What you will do -> In the listing below, find every line with the string "Propiedades" and pull it out.

* * * * *

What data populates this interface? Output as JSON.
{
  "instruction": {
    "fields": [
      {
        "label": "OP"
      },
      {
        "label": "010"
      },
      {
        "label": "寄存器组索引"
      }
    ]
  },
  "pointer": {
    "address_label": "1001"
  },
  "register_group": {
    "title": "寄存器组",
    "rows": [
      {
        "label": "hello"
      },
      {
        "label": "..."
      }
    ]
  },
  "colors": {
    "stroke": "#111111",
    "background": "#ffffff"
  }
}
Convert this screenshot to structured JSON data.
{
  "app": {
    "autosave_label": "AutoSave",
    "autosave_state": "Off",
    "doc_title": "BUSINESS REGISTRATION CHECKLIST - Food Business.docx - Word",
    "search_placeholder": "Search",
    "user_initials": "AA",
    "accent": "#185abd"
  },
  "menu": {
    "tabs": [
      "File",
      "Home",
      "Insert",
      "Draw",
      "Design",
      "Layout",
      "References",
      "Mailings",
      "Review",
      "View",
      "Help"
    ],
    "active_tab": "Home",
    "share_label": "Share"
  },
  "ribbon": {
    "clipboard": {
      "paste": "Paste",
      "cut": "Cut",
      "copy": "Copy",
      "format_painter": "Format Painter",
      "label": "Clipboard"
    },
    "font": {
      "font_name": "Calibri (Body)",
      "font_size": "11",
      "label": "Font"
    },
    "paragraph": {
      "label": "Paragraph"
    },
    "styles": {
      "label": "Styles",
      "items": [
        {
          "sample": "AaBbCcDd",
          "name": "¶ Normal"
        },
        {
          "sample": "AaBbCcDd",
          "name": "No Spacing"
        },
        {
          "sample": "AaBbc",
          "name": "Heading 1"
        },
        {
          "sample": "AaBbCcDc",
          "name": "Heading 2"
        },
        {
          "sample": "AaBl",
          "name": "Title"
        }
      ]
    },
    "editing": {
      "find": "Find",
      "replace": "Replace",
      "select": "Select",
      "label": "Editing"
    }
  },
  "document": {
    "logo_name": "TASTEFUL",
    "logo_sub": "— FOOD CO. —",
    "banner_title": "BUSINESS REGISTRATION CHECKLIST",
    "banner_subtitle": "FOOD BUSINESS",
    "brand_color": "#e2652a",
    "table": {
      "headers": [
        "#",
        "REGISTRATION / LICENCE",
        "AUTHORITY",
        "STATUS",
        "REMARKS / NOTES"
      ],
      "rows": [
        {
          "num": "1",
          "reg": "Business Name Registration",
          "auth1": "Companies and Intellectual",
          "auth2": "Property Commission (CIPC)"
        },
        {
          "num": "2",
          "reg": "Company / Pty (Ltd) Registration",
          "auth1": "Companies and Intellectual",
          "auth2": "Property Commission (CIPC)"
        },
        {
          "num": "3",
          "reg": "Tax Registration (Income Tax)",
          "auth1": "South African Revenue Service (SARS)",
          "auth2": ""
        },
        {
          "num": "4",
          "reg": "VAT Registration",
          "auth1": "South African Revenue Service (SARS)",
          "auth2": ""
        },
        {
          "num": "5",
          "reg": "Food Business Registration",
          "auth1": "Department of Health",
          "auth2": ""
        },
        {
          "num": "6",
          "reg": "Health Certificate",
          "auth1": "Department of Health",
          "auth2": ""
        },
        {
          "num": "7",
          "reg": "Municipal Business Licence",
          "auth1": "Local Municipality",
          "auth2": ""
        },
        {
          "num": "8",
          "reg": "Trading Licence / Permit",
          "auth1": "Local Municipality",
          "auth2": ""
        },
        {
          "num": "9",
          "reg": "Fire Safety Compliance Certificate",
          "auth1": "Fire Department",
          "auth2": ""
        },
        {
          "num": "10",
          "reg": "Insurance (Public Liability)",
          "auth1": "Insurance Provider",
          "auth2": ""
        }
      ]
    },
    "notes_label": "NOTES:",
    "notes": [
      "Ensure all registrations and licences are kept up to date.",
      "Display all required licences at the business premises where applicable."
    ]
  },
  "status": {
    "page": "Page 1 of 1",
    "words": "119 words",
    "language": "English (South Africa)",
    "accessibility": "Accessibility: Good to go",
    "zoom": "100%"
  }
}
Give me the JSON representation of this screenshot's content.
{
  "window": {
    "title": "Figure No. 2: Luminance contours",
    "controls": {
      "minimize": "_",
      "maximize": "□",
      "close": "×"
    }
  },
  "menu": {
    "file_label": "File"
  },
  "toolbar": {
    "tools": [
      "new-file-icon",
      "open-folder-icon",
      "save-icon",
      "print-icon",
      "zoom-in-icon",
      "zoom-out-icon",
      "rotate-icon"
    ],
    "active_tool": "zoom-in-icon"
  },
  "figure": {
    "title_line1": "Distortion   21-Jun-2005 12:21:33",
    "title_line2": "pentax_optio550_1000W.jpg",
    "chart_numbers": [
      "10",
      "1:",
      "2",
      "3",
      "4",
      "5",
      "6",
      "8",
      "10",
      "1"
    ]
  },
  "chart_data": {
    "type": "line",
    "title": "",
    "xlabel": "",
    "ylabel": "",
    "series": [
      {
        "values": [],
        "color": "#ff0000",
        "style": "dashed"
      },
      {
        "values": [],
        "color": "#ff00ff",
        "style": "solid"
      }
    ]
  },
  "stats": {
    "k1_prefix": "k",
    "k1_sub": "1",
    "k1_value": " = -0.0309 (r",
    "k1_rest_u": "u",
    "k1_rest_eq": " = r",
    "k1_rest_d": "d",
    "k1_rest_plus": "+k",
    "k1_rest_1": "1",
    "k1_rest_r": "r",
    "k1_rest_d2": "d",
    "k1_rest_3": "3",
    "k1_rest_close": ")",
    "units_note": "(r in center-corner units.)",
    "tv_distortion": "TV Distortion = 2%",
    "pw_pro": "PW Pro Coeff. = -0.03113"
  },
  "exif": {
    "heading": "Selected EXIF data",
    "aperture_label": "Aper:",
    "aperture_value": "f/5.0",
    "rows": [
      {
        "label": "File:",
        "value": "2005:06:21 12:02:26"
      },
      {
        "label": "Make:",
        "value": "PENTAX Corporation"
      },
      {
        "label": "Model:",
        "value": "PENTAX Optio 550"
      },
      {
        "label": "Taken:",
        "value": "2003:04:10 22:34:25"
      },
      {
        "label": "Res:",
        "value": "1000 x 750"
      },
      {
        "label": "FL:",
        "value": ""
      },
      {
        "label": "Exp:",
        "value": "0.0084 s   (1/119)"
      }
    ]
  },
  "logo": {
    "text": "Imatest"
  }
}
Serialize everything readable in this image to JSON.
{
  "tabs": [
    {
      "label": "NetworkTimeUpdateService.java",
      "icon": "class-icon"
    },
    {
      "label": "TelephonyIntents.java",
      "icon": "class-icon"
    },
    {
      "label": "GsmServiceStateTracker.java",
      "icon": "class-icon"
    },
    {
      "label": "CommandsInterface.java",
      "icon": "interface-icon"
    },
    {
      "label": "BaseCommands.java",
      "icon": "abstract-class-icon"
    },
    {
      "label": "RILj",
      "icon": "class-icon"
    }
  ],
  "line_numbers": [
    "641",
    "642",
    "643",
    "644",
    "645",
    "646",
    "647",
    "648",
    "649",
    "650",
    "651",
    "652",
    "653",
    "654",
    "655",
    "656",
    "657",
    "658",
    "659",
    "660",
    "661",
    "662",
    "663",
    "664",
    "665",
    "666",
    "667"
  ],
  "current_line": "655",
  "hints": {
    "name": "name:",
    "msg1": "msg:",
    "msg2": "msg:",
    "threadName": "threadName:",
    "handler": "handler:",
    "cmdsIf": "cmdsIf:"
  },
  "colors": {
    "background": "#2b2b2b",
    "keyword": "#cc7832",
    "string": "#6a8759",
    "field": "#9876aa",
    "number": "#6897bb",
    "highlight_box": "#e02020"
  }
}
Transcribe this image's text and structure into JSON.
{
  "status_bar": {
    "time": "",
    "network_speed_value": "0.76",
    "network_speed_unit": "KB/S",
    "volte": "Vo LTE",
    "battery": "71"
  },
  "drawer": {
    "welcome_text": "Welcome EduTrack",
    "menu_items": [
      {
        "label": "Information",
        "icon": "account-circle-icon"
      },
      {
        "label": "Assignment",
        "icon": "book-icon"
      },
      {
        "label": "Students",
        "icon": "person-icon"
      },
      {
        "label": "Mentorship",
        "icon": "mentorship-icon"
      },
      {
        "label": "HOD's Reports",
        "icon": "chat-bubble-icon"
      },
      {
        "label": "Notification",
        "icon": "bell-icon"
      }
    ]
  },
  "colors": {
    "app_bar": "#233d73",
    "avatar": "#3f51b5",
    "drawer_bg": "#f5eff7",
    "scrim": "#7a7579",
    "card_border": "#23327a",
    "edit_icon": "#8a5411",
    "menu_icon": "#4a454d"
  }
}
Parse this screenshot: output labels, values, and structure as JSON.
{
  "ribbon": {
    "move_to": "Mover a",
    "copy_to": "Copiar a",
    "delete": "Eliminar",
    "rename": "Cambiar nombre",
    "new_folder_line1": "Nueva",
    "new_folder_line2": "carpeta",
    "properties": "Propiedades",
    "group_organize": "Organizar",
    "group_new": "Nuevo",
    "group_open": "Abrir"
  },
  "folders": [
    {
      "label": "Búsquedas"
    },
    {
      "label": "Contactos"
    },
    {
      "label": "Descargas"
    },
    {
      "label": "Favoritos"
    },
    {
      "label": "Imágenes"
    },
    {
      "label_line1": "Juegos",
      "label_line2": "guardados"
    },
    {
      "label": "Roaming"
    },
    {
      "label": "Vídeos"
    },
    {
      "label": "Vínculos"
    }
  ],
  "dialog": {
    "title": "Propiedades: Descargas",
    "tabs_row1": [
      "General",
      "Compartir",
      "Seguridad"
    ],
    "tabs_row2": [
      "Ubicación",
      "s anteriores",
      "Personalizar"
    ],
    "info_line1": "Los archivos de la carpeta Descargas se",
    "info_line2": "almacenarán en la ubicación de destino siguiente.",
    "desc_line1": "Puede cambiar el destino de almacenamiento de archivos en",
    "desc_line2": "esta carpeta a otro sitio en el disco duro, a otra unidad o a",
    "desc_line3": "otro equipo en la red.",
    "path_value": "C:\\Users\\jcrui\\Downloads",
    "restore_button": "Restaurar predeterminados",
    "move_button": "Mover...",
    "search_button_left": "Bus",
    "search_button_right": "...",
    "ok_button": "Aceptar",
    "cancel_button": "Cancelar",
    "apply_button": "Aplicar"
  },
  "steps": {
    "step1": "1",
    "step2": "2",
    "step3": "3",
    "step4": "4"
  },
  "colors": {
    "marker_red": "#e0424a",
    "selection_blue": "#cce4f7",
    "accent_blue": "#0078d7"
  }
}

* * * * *

The answer ->
    "properties": "Propiedades",
    "title": "Propiedades: Descargas",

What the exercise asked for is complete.